2. the distribution of two variables in relation to each other, e.g. the numbers of a population in terms of time, place or any other variable.

back scatter
backward diffusion of x-rays.
scatter diagram
a graphic representation of a scatter of two variables.
scatter radiation
the scattering of radiation in all directions as a result of interaction between the beam of the x-ray and the patient. See also compton effect.
References in periodicals archive ?
The form of scatter diagram on standard 2-simplex plane also provided a visualization method for analyzing scattering mechanisms of the model-based decomposition.
As shown in Figure 10(c), there is a trough between the fast and slow scatters of the VV polarized spectrum, which is caused by the deviation of the simulated vertical motion with the real sea surface.
Although the frequency shifts of the fast and slow scatters both increase with the incidence angle, the increment from fast scatter is much larger.
For reference, the frequency shifts of the fast and slow scatters are shown in Table 1.
The Rayleigh ratio, R[theta], represents the relative ratio of the scattered light, taking the angle of scatter and the distance of the observer from the scattering particles into consideration, and it is directly proportional to I/[I.
4]; thus, the solution of particles will scatter light with an intensity more than ninefold greater for violet (400 nm) than for red (700 nm) light (5).
Both VLDL and chylomicrons effectively scatter light, causing turbidity.
By that definition, a sheet of perfect absorber scatters exactly the same amount of power it absorbs, as a forward scattered field that is the negative of the incident field is required to provide the shadow region behind the sheet.
Although this example is the worst case (it assumes no absorption of incident power in the antenna load), it does indicate the potential magnitude of the problem presented to the radar cross section reduction (RCSR) designer by antenna scatter.
Those two components of antenna scatter have historically been called structural mode and antenna mode scattering.
Tiny air bubbles distributed throughout the glass scatter the laser light in all directions, producing a kind of interference pattern -- consisting of an apparently random distribution of bright and dark speckles -- where the beam emerges.
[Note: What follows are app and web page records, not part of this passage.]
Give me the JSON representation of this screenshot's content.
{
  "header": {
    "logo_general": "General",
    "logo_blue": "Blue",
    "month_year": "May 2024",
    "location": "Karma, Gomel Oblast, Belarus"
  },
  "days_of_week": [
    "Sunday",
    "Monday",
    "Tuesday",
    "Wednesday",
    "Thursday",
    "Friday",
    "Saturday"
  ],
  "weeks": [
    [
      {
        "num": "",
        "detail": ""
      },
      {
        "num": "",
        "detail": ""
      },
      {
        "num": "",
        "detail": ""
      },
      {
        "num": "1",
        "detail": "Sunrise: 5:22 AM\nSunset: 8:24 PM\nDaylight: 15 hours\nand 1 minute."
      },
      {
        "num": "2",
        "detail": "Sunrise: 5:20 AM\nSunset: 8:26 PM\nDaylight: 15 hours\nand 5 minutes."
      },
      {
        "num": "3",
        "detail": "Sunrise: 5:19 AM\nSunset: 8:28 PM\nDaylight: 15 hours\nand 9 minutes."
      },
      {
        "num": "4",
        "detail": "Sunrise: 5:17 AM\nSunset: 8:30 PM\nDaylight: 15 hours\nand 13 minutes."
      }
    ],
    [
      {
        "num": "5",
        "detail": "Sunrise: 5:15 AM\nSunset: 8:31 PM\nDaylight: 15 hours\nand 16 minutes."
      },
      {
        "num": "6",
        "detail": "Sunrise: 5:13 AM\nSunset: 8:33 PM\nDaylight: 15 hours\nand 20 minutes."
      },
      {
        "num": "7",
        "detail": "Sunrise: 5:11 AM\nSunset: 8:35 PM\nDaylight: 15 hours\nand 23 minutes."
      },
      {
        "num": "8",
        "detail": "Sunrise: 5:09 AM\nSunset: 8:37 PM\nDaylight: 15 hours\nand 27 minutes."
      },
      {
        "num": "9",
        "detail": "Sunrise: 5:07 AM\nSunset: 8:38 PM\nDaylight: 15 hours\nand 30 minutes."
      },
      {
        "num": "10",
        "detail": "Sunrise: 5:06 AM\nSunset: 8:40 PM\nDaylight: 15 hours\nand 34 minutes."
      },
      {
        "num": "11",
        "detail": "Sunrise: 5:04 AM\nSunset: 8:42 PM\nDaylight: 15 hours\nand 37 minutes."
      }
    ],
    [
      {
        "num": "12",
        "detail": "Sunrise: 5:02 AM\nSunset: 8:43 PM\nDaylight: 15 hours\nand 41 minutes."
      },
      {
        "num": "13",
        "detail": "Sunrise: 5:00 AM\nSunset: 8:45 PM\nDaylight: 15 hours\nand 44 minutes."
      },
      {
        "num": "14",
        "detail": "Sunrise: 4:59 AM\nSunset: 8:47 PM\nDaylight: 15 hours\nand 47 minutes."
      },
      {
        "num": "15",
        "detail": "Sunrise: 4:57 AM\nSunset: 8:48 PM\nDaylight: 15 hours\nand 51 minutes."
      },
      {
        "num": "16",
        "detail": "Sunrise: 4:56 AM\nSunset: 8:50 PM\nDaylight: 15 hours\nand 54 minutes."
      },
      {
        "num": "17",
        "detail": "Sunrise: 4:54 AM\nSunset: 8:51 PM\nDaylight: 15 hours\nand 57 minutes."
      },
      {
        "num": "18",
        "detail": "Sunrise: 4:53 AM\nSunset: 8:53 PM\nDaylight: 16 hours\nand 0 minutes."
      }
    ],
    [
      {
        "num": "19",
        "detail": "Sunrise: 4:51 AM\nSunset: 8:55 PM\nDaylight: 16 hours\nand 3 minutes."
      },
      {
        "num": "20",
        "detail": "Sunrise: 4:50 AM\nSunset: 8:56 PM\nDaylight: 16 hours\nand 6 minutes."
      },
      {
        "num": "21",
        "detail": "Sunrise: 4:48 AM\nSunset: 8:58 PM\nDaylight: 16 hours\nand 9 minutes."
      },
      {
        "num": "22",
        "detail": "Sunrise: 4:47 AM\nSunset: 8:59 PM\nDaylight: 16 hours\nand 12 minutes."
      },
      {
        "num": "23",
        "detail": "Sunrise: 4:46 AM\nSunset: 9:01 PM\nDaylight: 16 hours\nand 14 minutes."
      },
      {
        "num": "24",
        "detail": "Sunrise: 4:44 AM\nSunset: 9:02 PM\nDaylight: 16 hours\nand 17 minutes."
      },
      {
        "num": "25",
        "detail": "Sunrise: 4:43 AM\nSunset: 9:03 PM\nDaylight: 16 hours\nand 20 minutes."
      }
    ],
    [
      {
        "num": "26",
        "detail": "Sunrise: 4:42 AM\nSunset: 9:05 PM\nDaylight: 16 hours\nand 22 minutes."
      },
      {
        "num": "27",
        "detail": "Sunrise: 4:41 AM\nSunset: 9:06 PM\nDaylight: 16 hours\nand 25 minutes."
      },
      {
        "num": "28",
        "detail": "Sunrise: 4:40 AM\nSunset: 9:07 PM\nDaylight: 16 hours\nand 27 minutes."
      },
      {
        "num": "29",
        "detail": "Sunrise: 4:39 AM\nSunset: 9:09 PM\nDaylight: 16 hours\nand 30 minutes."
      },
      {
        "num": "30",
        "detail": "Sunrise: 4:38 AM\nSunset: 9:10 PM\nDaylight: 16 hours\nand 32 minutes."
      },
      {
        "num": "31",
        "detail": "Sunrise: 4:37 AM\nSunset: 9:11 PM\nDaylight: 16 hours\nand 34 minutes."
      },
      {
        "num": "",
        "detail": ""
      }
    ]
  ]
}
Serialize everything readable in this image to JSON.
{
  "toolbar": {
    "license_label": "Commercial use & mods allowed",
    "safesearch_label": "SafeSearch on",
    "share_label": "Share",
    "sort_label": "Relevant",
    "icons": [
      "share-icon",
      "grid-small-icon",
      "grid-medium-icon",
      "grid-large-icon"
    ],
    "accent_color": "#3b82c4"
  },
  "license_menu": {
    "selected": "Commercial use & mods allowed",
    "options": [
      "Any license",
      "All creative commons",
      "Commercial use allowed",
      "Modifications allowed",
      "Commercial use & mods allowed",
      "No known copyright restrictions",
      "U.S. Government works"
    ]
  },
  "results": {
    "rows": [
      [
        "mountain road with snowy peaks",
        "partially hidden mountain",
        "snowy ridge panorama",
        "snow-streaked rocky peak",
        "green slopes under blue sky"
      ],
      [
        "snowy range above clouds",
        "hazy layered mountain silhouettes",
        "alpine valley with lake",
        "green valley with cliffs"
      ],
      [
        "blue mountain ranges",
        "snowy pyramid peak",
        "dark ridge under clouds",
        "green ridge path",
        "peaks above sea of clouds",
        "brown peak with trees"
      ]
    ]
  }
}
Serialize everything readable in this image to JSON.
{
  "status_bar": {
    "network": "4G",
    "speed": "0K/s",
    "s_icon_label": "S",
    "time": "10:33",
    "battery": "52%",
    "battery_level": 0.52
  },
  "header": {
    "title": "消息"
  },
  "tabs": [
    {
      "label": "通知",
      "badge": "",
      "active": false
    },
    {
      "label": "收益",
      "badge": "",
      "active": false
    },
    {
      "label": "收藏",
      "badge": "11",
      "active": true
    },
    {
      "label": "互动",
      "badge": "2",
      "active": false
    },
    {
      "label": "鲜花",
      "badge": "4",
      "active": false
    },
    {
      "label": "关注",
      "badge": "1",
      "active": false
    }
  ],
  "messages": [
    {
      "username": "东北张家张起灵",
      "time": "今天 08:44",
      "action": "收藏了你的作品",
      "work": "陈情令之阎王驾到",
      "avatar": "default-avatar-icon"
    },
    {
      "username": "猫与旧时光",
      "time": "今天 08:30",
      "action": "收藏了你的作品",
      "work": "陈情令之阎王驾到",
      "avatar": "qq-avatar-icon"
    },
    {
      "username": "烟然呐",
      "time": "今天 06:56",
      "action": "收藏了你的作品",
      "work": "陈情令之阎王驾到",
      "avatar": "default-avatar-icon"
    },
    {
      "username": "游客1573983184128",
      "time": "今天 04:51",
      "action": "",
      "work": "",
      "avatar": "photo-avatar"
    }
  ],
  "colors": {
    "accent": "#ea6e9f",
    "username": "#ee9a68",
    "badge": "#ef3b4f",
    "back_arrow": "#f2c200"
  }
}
By analyzing in detail how a foam scatters light, they have obtained the first direct, noninvasive measure of the average size of bubbles deep inside a foam.